THE DATA -
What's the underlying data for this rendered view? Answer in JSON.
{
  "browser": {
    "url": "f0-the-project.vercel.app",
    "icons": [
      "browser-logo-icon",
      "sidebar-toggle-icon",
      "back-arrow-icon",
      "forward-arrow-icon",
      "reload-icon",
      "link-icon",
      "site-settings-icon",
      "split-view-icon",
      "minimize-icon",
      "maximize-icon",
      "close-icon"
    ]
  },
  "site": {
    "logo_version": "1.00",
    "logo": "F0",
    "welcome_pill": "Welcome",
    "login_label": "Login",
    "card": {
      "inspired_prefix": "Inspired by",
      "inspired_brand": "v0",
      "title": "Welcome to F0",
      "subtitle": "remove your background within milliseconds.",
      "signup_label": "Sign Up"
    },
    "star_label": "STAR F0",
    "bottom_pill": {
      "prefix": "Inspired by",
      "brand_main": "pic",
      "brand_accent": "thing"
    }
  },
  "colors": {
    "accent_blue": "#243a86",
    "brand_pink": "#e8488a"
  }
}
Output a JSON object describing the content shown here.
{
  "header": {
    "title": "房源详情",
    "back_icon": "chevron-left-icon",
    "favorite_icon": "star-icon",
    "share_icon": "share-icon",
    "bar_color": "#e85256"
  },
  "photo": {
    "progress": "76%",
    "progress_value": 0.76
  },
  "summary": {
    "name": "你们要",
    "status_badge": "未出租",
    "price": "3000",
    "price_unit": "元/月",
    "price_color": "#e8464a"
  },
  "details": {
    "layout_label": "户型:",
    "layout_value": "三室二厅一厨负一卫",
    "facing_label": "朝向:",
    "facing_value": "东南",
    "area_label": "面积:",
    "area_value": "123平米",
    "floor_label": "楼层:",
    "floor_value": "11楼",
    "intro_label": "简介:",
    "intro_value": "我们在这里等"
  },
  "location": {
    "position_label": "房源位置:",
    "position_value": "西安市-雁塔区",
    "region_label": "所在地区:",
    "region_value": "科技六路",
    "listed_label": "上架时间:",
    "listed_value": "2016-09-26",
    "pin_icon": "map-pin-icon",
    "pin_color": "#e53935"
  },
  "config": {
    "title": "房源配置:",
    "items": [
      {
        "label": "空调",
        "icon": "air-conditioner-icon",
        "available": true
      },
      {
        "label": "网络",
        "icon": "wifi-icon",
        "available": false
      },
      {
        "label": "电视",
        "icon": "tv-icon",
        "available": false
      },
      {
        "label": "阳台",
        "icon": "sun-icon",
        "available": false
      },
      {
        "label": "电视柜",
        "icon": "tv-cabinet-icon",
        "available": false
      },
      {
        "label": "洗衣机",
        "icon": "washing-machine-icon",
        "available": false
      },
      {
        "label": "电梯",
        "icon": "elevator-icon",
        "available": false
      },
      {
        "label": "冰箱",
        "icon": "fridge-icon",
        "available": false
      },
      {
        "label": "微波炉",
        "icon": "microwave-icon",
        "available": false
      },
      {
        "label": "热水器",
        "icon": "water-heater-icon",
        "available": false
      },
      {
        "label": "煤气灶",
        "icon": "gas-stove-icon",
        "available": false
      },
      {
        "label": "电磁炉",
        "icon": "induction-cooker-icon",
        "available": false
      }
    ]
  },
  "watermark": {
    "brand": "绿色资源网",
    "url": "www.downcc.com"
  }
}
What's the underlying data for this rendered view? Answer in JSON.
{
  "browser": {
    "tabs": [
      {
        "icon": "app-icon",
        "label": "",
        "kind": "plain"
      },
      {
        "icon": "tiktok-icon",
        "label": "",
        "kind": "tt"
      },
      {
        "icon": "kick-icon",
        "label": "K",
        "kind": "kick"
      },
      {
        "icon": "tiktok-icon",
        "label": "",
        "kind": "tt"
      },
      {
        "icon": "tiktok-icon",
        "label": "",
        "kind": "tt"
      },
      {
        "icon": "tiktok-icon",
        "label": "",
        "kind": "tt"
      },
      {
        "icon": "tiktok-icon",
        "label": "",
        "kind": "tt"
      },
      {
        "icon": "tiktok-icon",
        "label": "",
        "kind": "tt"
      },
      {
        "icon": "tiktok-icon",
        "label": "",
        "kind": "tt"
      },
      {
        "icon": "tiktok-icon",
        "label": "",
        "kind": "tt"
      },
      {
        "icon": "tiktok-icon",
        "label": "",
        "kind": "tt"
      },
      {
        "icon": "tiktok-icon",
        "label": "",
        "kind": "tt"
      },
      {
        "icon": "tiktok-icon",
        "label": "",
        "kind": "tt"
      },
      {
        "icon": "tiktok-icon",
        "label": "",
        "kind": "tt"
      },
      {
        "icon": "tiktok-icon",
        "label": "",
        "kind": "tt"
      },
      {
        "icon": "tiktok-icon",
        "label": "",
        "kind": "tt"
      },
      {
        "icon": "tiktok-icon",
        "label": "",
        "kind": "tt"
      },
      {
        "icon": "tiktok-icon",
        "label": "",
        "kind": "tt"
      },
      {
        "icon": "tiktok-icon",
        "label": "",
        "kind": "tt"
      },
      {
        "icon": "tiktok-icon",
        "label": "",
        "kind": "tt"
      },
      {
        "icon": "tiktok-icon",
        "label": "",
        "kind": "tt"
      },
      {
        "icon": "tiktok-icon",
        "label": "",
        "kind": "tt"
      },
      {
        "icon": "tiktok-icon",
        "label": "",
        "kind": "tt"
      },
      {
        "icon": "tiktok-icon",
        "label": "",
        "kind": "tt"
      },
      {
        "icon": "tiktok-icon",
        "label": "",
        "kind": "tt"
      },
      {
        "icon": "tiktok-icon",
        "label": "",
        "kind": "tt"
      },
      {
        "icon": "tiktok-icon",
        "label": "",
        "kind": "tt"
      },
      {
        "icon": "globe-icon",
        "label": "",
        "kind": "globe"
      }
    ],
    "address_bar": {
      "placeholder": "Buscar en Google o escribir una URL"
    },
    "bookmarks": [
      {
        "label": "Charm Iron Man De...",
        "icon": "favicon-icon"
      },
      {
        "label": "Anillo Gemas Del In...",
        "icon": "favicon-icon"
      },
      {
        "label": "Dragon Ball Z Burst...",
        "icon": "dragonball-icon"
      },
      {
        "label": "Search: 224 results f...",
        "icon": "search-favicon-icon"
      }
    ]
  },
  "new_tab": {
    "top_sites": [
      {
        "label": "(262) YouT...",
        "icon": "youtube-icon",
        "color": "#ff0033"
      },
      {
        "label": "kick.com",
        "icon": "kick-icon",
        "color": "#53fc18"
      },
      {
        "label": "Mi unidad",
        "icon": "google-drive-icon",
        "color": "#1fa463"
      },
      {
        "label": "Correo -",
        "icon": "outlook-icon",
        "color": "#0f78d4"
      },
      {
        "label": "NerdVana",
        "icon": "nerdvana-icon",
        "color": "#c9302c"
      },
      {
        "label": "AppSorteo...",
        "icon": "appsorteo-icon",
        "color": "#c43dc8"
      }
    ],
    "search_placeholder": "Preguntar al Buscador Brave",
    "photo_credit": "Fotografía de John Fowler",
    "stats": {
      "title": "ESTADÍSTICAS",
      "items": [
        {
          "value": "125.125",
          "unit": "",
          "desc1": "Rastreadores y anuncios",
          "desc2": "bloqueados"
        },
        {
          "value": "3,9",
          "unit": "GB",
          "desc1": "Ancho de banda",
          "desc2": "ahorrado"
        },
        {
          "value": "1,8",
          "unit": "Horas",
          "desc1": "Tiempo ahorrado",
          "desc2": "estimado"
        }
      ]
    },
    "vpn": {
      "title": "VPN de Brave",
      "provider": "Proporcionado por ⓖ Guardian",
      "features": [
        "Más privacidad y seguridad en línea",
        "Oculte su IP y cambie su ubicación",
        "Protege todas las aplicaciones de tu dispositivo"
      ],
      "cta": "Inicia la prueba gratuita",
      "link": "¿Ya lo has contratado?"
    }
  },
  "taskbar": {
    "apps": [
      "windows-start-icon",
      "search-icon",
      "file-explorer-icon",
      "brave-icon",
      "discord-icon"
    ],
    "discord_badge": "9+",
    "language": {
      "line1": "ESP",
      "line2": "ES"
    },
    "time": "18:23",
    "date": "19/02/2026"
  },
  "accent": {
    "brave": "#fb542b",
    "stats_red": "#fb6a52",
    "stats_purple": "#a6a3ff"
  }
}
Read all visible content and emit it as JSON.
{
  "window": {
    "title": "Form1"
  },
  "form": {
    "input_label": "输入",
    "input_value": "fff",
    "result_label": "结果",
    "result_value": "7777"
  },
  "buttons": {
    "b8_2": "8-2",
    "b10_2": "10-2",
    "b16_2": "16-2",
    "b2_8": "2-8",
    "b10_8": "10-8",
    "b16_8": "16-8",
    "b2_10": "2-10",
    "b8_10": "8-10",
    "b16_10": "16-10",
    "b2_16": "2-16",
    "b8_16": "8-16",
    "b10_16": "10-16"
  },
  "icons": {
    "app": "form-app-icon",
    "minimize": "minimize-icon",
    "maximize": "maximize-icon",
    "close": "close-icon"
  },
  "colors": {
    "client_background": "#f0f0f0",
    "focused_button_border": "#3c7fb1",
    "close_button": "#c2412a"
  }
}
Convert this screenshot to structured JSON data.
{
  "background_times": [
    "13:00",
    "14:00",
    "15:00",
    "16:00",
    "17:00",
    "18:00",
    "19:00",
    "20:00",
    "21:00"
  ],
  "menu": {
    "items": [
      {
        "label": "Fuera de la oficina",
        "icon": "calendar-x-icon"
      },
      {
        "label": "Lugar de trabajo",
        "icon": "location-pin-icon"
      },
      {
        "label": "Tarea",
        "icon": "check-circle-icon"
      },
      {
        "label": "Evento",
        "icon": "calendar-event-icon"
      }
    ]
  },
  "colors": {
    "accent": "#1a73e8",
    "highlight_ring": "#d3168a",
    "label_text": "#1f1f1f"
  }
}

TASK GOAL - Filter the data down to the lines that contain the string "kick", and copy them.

ANSWER FOR THE TASK -
        "icon": "kick-icon",
        "kind": "kick"
        "label": "kick.com",
        "icon": "kick-icon",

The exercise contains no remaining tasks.